In 1989, he attended Canadian Forces Command and Staff College in Toronto followed by a tour of duty with 444 Squadron in Lahr, Germany flying the CH-1 36 Kiowa helicopter. In 1992, following the closure of 444 Squadron, Col Edgar was transferred back to 408 Squadron Edmonton as Deputy Commanding Officer. During the period from March to June 1995, he assumed command of 408 Tac Hel Squadron. In 1995 he was appointed Commandant of the Canadian Forces School of Survival and Rescue. In July 1996, he was appointed as Commandant 3 Canadian Forces Flying Training School in Portage La Prairie, Manitoba. Following this, he was assigned as Ex Coord at 1 CAD HQ Winnipeg in 1999. In June 2000 he was promoted to his current rank and assigned as Al Training in 1 CAD HQ. In August 2003 he was appointed Chief of Staff 1 CAD/CANR HQ. And in August 2004, Air Force Adviser, Canadian Defence Liaison Staff (London).
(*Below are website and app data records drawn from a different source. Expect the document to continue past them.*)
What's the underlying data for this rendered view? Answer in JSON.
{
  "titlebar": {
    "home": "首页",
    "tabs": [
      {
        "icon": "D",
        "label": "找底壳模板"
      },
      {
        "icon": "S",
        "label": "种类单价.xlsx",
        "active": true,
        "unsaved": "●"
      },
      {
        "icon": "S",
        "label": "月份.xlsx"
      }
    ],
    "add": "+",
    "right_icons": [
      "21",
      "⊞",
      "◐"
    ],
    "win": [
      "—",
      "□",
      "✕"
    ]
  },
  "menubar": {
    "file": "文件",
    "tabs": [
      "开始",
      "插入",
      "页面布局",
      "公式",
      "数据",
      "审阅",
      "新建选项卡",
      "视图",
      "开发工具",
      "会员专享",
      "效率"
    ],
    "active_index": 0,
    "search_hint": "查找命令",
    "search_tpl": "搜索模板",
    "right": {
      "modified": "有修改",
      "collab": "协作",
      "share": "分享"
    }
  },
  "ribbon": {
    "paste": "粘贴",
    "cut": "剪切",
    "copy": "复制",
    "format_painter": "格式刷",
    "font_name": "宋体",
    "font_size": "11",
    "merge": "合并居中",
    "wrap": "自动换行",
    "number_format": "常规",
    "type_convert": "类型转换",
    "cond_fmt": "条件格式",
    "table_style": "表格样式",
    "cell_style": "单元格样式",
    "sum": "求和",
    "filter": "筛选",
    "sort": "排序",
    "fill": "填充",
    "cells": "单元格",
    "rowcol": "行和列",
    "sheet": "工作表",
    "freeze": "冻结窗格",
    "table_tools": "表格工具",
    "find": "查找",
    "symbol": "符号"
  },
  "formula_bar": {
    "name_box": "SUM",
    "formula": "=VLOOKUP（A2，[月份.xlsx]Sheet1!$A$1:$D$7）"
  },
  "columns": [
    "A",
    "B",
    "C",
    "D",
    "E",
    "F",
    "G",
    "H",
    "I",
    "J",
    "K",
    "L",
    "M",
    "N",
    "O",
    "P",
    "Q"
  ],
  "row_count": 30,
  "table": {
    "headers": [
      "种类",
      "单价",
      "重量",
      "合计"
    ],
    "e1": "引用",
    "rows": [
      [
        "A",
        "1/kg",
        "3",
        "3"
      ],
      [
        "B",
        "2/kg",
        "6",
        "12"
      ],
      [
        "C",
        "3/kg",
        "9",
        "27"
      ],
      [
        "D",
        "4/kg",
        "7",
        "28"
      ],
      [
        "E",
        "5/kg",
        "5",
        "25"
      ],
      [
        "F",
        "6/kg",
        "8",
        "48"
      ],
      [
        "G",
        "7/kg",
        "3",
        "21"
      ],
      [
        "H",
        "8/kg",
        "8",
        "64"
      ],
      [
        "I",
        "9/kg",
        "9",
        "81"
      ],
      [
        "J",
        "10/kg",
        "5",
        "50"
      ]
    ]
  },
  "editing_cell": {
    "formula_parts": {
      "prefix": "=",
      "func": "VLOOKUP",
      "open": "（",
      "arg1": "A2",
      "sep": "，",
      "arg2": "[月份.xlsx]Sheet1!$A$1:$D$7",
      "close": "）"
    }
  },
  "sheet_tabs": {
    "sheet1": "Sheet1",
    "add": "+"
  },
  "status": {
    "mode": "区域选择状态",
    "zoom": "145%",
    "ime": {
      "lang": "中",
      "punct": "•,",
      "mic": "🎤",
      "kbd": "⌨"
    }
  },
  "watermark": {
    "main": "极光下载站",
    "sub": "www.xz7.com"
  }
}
An aviator with more than 4700 hours of Military flying., he is married to the former Wendy German of Alberta. They have two daughters, Courtney and Kathleen.


The day following the unveiling of the plaque, Philip took the Canadian wreath to place on the grave of Sergeant Graham. Words on the plaque ‘He Is Not Forgotten, We Will Remember Him’ were very appropriate on such a sad occasion.

The Sunniside and District Local History wish to congratulate Philip Smith for his efforts and tenacity in ensuring that the death of Sergeant Graham would be remembered by the community at large. We were proud to be invited to attend such an occasion and pay our respects.





We received the following e-mail from who Len Hinds who formerly lived at Marley Hill:

I visited your excellent web site today, for the first time and read with great interest the account of the Marley Hill air crash. My Grandmother (pictured above) told me, that she was called to the crash site to attend to the pilot as she had been a nurse, she removed his parachute harness to attend to him and I was given one of the parachute clips (which had become detached and pictured above) as a boy, which I still have to this day.

My family the ‘Hinds’ had lived in Marley Hill for four generations. My Great-Grandfather (Peter Hinds) was the first, he was born at Alston but moved to the street of houses known as The Hole in the valley at Marley Hill in the late 1800’s and worked at Marley Hill colliery. One of his sons James Hinds was killed in the First World War he is named on the Church War Memorial

My Grandparents Edward and Isabella Hinds (pictured above) lived at 5 Church Street they had sons John (Jack ) Edward (Eddie) and Dennis.

My Grandmother, Isabella McGowan was born at Lintz Colliery Burnopfield in 1888.

Her father, John McGowan came from Ireland and was a miner and also the sexton of Burnopfield Church, his grave is facing the entrance door into the Church.

My parents Edward and Olive Hinds first lived at 40 Church Street where I was Born, my sister was Elaine, they moved to 27 Church Street later.


We are grateful to Len for trusting us with his photographs and for giving us more information on the events regarding the aircraft tragedy and the background information about his family.




These plaques were made and dedicated to the deaths of the air crew following an air crash in 1944 on Mickle Fell North Yorks